It might seem like the appropriate reaction when you’re confronted with ‘it wasn’t broken, why fix it?’ changes to your comfy working day – you have a fit and refuse to embrace anything other than the nearest neck. However that, in all its stubborn, resentful glory, is a fixed mindset.
The All Purpose Adaptor response
You could, however, accept change, welcome it. You may as well, because one thing’s for sure – change will be the most consistent thing in your life. Think of all the reasons why change is good. If you know your job inside out, you’re one step away from boredom. Change challenges, invigorates and rewards us with new skills met head on and mastered. Change makes us better people. So roll with it and enjoy it. That’s a growth mindset. In fact, rising to the challenge, growing and developing turns out to be one of the most rewarding and satisfying ways to live life.
You are what you think you can be
“I was born this way.” “I’ve always been like this.” “I’m just set in my ways.” Which one of those statements is most likely to help you realise your full potential? Answer: none of the above. How about these: “I can learn.” “I can change.” “I can achieve when I set my mind to it.” While such profound confidence should stop short of trying to fly or breathe underwater, it’s the only way to think if you intend to be the best ‘you’ you can be.
Let’s play Spot the Difference
Fixed mindset: “I wish I could paint, but creativity doesn’t run in my family. We’re accountants through and through.” Growth mindset: “I’m going to take art classes at night school, develop my skills and learn the craft. Who knows, I might be able to substitute ledgers for landscapes!” Fixed mindset: “I’m the only original staff member in this department; everyone else has been promoted. I’ll be stuck here forever.” Growth mindset: “There’s a reason I’m still here and haven’t been promoted. I’m going to find out what I need to do better and progress as far as I can in this company.” Confront your faults with honesty and intent. Embrace your weaknesses with the will to win. In no time your weaknesses will be your strengths and your biggest strength will be an all-pervading and empowering mindset of growth and newfound possibilities.

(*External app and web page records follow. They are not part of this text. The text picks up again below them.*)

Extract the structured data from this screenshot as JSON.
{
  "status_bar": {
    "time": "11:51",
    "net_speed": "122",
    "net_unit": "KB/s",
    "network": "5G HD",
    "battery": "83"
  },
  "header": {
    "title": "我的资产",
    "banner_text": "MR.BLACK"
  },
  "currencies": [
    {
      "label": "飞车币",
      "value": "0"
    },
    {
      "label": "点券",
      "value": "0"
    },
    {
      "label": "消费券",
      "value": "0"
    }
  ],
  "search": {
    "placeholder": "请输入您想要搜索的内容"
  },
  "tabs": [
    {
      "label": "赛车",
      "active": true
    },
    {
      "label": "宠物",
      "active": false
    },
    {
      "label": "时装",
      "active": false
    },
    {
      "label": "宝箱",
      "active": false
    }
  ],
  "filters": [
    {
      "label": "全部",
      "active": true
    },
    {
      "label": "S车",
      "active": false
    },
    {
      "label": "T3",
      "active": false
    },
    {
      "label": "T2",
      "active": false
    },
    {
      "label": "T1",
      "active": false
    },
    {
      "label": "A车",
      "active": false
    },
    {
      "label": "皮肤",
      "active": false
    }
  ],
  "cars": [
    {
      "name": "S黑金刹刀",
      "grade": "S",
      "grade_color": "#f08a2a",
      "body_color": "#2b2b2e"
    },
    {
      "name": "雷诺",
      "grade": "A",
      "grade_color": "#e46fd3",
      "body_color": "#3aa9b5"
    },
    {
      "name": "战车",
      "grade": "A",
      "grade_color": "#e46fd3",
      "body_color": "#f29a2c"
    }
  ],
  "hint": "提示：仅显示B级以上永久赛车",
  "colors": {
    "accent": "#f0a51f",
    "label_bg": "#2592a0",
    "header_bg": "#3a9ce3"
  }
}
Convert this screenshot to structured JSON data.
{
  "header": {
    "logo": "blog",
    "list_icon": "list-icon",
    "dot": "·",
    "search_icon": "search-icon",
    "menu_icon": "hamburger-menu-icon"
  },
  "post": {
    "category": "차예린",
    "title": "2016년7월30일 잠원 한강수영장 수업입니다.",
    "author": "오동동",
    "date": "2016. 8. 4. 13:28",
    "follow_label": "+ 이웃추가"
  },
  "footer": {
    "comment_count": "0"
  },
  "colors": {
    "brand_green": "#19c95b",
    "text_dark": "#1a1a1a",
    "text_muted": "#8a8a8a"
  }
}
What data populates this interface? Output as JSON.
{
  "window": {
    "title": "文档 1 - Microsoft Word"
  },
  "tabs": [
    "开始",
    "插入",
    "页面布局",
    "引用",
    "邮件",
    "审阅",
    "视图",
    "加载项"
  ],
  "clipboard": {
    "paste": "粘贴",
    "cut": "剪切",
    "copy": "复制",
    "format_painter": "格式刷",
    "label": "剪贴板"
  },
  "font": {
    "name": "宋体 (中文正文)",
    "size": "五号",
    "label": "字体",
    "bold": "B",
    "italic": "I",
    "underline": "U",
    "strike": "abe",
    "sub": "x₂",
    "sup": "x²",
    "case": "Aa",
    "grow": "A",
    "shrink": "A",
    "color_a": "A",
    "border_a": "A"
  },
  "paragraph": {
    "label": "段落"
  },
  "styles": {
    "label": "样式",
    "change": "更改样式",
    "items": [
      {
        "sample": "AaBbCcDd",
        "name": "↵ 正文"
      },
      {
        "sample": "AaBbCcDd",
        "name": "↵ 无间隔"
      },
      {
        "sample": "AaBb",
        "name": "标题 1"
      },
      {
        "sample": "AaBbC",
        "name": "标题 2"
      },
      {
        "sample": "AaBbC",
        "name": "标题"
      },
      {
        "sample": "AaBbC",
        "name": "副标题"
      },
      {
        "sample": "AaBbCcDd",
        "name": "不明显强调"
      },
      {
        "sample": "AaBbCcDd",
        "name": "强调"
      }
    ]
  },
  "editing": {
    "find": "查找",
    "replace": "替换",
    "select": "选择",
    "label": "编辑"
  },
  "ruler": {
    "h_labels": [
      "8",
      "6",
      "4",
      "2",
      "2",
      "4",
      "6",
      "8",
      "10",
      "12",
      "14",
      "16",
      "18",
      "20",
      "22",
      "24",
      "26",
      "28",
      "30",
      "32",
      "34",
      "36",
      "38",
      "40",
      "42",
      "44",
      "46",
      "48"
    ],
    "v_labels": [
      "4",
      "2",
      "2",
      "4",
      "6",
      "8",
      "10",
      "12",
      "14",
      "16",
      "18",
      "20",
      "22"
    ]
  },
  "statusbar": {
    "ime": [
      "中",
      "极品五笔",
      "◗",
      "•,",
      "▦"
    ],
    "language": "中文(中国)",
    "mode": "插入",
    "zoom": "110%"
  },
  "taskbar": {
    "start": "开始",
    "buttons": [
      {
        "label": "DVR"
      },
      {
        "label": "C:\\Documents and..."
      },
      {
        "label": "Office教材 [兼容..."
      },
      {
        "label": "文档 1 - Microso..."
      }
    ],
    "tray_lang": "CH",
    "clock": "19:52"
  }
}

Here’s to a world of happiness!
Dylan Forbes, B.Sc. Psych (Hon.), Pr. AINLP
For more visit www.leaderskill.com.au(added if on another site)